Contributing and Extending

MmmTurkey was designed to be modular with the ability to easily add new steps and auditors. If you would like to share your custom steps and auditors and add them to the MmmTurkey project, please feel free to submit a pull request. Other ways to contribute include writing unit tests and helping out with the docs.


If you think of your HIT as a test, then a “step” is an individual question in your test. You can add as many steps as you would like to your task, and you can choose to have them ordered or unordered (randomized). The same applies to the response options of each step, if applicable. Writing your own steps will involve several steps. You will need to add Python code, generate migrations, and have associated Python, HTML, and JavaScript.


Add your step to the dictionary NAME_TO_STEP at the top of the file. You will need to write two classes, one for the step’s data and one for the step itself. The data class will have a “general_models” field with the foreign key being the name of your step and a “response” field specifying the type of response your database should expect to receive (int, text, etc). The step class has a “script_location” field, a “template_file” location field, a “data_model” field (which is simply the data class you just wrote), and some metadata fields specific to an instance of this step such as “title” and “text” (question text). Fields in this class will affect how the process of adding this step will appear on the admin site.

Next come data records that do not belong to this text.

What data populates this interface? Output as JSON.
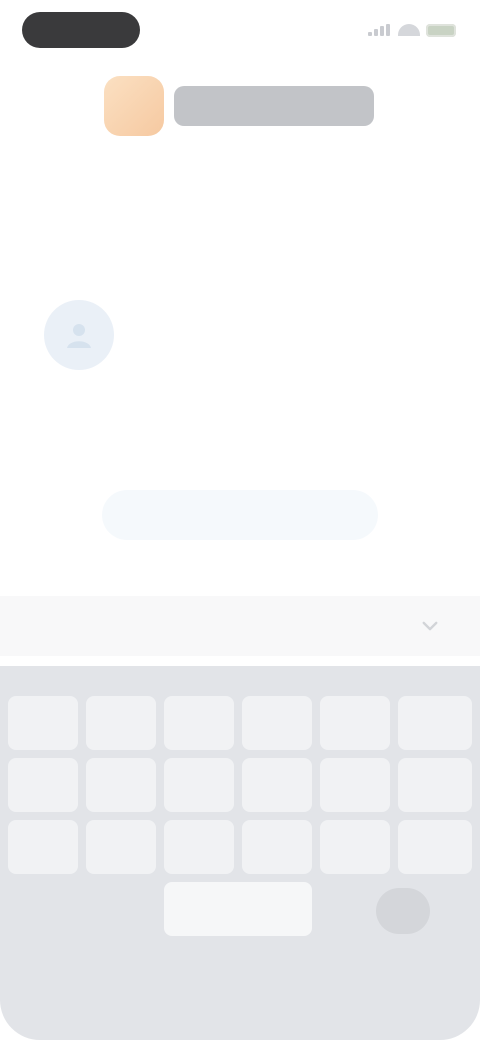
{
  "onboarding": {
    "title": "",
    "subtitle_line_1": "",
    "subtitle_line_2": "",
    "account_text": "",
    "link_text": "",
    "primary_button_label": ""
  },
  "keyboard": {
    "rows": [
      [
        "",
        "",
        "",
        "",
        "",
        ""
      ],
      [
        "",
        "",
        "",
        "",
        "",
        ""
      ],
      [
        "",
        "",
        "",
        "",
        "",
        ""
      ]
    ],
    "space_label": "",
    "return_label": ""
  },
  "icons": {
    "status_signal": "signal-icon",
    "status_wifi": "wifi-icon",
    "status_battery": "battery-icon",
    "account": "user-icon",
    "accessory": "chevron-down-icon"
  },
  "colors": {
    "brand_mark": "#f6c9a1",
    "primary_button_bg": "#f5f9fc",
    "link": "#b7d6de",
    "keyboard_bg": "#e2e4e8"
  }
}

Note that a step’s fields can be accessed in a template with step_instance.attribute; this can be helpful when filling out HTML element fields.


Scripts are located in turkey/web/turkey/survey/static/survey/js/. Create an object with a submit_callable function that returns an object. This object should get the responses of every instance of this specific step type, and each instance’s response should be paired with its primary key in the return object. jQuery should be extremely helpful in extracting the responses of a step instance. After writing this object, be sure to register your step to the “SubmissionHandler” object in submission_handler.js, which handles the submission of results and all auditor data when the submit button is clicked.


Inspired by the work of Jeff Rzeszotarski and Aniket Kittur, the framework provides “auditor” objects that record a worker’s interactions with a task from the moment they start until they submit their responses or close out of the page. Auditor data can be used to analyze worker behavior and estimate the quality of responses. Doing this can potentially help identify bad response data or observe a behavioral pattern amongst workers. Auditors are written in JavaScript and primarily make use of jQuery events to detect browser interactions. Auditor code can be found in .../js/auditors. As with steps, writing auditors consists of several steps.


Auditors generally have the same format, and referencing the default auditors can be helpful when trying to write your own. Create a JavaScript auditor object (.../js/auditors/) with your needed fields, a function that modifies those fields, and a function to submit those fields. The modifier function is the action that should be executed when your auditor detects a certain interaction. The submission function (submit_callable) must return a JavaScript object or array of JavaScript objects. The fields can have the value of a single value (int, string, etc). Be sure to register your auditor to the “SubmissionHandler” object (.../js/submission_handler.js), which handles the submission of results and all auditor data when the submit button is clicked.


Similarly to the JavaScript side, the Python code (.../survey/ across all auditors is rather similar and should be helpful when writing the models for your auditor. Firstly, add your auditor to the “NAME_TO_AUDITOR” dictionary at the top. You will then need to write a class for your auditor’s data and for the auditor itself. The data class will have a “general_models” field with the foreign key being the name of your auditor and a field corresponding to each item specified in the auditor’s returned object. For instance, if your auditor returned { ‘count’: some_int_var }, this class must have a “count” field that accepts data of type int. The actual auditor class has a “script_location” field, which is the directory and name of your auditor file, and a “data_model” field, which is simply the data class you just wrote.

Wrapping it Up

If the JavaScript and Python parts are implemented correctly, then your auditor should be able to save its data to the database correctly and without problems. You should be able to see and add your auditor to any new tasks you create, but be sure to test your code before publishing the task. It additionally might be helpful to write some unit tests for the auditor.


To add to or edit existing documentation, git checkout the sphinx branch. Make sure that your virtual environment is active. Source files are located in turkey/web/turkey/docs/source. A Makefile is provided for convenience in the docs directory. To generate HTML files, simply run make html in the docs directory, and the build files will be located in build/html. When you are finished working on documentation, you can make a pull request to the sphinx branch (not master!).